He said it was nevertheless notable that no one died in any of the fires.

"In all of the cases, there was no loss of human life and injuries to firefighters and civilians were minor," Hopkins said. "I do think it is coincidence that these all occurred around the same time. The destruction these fires caused should reinforce to everyone the need for smoke detectors in every room of the house, both having and practicing an escape plan, understanding that electrical equipment and appliances can and do malfunction and should not be left operating when you are not home, and that grills must be used properly and charcoal briquettes must be cooled and then disposed of properly as well."

Hopkins added that volunteers in Bel Air, as well as those throughout the county, have done an "amazing" job, including backing each other up during extreme weather.

At a recent county public safety meeting, commission head Tony Bennett also commented on the fires.

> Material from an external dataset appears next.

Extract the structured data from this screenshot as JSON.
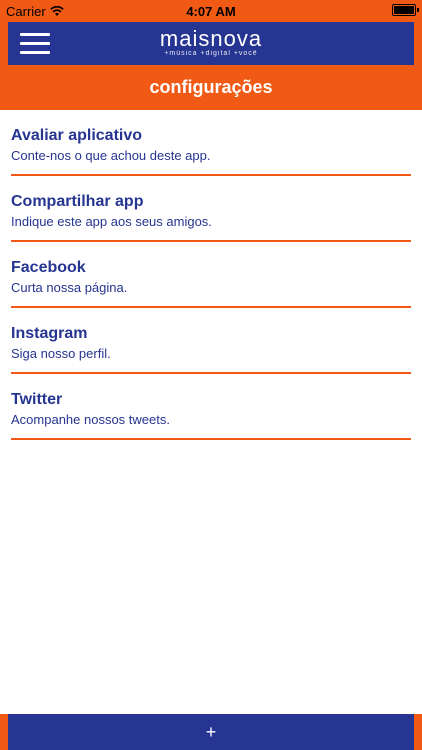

"I can tell you that some [of] it is due to the inattention of property owners." Bennett said. "You normally don't that many building fires in that short a period of time."

He said it has made him very busy in the past few weeks.

"I have a shower in my office and I've used it," Bennett noted.

Bruce Bouch, a deputy with the State Fire Marshal's office, said he likewise does not know why fires often come in waves.

"It tends to go in rolls, and that is what I can't figure out," Bouch said Thursday. He said it was frustrating in light of the fact that Maryland had the lowest number of fire-related fatalities last year.

"A lot of the accidental fires, obviously, most can be prevented just by maintaining things in the home," he said. "It's irritating, because with all the releases I do... it's still up to the individual to heed the message and follow the instruction."

Buildings suffer extensive damage

The cause of the most recent fire, at a townhouse in the 1000 block of Waterside Court in Edgewood on Tuesday, was preliminarily listed as "incendiary," according to the Maryland State Fire Marshal's Office.

The month began with a July 6 fire in the 300 block of Joppa Crossing Court. No one was home at the time and no one was injured in the blaze; a dog was rescued from the house.

The fire totaled $10,000 in damage and was caused by "spontaneous combustion" of rags in a trash bag.

On July 15, a dog was killed in a Joppatowne fire, in the first block of Fort Hoyle Road. The fire began in a laundry room, where an electric clothes dryer malfunctioned.